CDC invests nearly $1bn in Actis infrastructure fund

The African remainder of CDC's energy company Globeleq will form the seed asset for emerging market firm Actis’ next $1.25 billion infrastructure fund. CDC also committed $750 million to the fund.

UK government-owned CDC Group has committed $750 million (€511 million) to emerging markets manager Actis’ second infrastructure fund, as well as seeding the fund with $167 million African energy assets, according to CDC chief executive Richard Laing

Actis will raise around $1.25 billion in total, with the remaining commitments coming from other investors, Laing said. The fund will be invested over 15 years given the long-term nature of creating infrastructure assets in emerging markets.

CDC’s legacy African energy assets have been owned by energy company Globeleq since Actis split from CDC.

Last year Globeleq’s assets in North Africa and Asia were sold to Tanjong and Aljomaih for $528 million shortly after it sold its Latin American businesses in May 2007 to Indian construction group DS Constructions and Israeli investment firm Israel Corporation for $542 million. This left the rump African assets, which will continue to be managed by Globeleq.

“We expect the fund to more than match the returns we got from Globeleq of around about 18 percent,” Laing said. Based on the Actis team’s historical experience he expected net internal rate of returns of 20 percent.

Laing said emerging markets were a good place to be investing in the current economic climate, despite worries in the equity markets that emerging markets have not fully decoupled from the problems in more developed markets.

“The decoupling and recoupling [of emerging markets] is often presented in very stark ways. But there is a degree of relationship between economies. Clearly China, for example, depends on exports to other economies. But the question is to what extent does it depend?”

The fund will invest predominantly in the power sector as well as investing in transport, telecoms and energy across Africa as well as South and South East Asia.
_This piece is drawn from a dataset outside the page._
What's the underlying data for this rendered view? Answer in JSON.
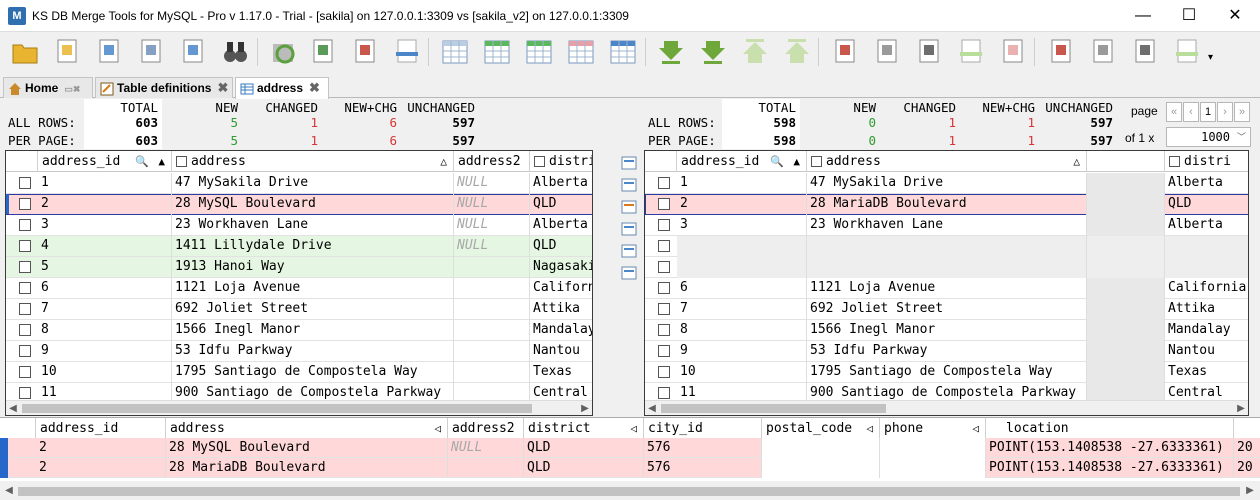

It will make development stage investments, build greenfield projects and also work on mobile power generation. 

It will invest in asset intensive businesses, involving long-term contracts, often regulated and usually generating stable and predictable cashflows.